incorporated into this story. Of course, nature is not limited to being a chronicle of a death foretold. It is something that one can touch. In A Farewell to Arms Hemingway attacked the ideals of honor, valor, loyalty, and other like-minded things. These things, Hemingway argued, were nothing. Honor is incapable of feeding your children. Loyalty will not keep your wife warm while she waits in bed for you, fearing for your life every night that you are fighting the war. Hemingway put little stock in such things. Have you ever seen a ball of valor, or a bit of altruism? No. His point was that if you stacked those things on a scale with the bodies of all who had been killed in the war, it wouldn t even make a bloody dent in the tipping of the scales. Nature, on the other hand, could

be grasped and seen and tasted and felt. Nature was something TANGIBLE. It was real. It was the rock that Hemingway could sit on and it was an anchor for Nick s soul in A Big Two-Hearted River. Perhaps that was why it was a clean well-lighted place for Hemingway. Men have always strived for naming things. Labeling them so that they think they have control of things. However, I think that this is just a cover for things that they don t want to see. Someone once said, In discovering the truth, we create beauty. I explained one interpretation of that line. However, I think that there is a double meaning to it. It deals with the Nothing. When we realize what it is, we create beauty so that we don t have to see what s truly there. Nature is alot. Alot of something. But can t somthing

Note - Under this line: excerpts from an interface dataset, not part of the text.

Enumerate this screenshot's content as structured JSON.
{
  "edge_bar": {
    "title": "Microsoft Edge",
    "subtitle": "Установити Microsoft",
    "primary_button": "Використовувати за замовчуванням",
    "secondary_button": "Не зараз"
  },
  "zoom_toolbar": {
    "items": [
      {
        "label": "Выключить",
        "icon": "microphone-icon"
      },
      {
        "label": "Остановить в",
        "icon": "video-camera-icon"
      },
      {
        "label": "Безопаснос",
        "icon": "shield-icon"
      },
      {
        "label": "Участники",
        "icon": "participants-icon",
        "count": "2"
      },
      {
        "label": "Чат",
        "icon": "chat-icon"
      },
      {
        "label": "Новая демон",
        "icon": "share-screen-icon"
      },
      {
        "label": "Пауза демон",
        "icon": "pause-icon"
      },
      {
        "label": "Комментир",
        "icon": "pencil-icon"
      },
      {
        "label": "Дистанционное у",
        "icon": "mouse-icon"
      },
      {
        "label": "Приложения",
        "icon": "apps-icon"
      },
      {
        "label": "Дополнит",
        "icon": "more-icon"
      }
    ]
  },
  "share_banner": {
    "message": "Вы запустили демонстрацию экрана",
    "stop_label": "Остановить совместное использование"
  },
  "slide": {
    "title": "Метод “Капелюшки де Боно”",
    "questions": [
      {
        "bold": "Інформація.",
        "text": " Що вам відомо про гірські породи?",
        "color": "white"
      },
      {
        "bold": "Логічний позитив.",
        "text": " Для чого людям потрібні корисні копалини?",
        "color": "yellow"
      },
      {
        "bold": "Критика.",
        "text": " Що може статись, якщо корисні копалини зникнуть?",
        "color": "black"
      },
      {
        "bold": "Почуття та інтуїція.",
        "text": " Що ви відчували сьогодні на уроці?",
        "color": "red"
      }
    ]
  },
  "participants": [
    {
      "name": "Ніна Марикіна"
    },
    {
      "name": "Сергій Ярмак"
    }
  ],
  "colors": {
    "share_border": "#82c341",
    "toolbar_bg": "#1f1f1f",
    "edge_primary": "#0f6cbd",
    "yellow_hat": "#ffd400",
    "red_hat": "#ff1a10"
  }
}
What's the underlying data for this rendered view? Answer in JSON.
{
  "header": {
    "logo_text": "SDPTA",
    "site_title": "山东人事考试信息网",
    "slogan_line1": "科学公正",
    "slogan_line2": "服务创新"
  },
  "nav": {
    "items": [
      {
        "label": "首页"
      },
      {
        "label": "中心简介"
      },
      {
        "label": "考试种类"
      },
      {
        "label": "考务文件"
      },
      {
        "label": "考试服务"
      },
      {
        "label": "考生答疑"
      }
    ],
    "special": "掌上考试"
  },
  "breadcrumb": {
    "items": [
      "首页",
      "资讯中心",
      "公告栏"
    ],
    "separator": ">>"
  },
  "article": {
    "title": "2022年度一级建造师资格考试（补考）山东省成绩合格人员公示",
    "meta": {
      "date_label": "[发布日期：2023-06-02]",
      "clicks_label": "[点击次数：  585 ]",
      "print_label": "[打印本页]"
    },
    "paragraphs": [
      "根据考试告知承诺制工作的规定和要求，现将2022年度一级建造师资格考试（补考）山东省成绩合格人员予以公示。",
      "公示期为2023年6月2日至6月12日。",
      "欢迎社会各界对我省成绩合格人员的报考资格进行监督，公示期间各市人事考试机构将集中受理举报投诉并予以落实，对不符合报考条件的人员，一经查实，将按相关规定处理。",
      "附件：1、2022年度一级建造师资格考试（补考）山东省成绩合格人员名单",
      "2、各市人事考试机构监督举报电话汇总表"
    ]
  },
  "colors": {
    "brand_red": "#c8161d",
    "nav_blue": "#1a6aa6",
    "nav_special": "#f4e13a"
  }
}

also be nothing? I think so. When one truly thinks about it, sure nature is teeming with life, but what is it beyond that. Wide open spaces. Vast, empty areas. It s a whole lot of nothing. Nature is so peaceful because you are so close to the Nothing when you immerse yourself in it. I think that man is unable to cope with that, and thusly we have labelled nature to be beautiful. We call it a clean well-lighted place, that last barrier against the nothing. It s not our best defense against it, you understand. It is merely the final one. In many books (Heart of Darkness, for example) what was truly found at the heart of nature? Nothing. Sometimes the best place to hide is right out in the open.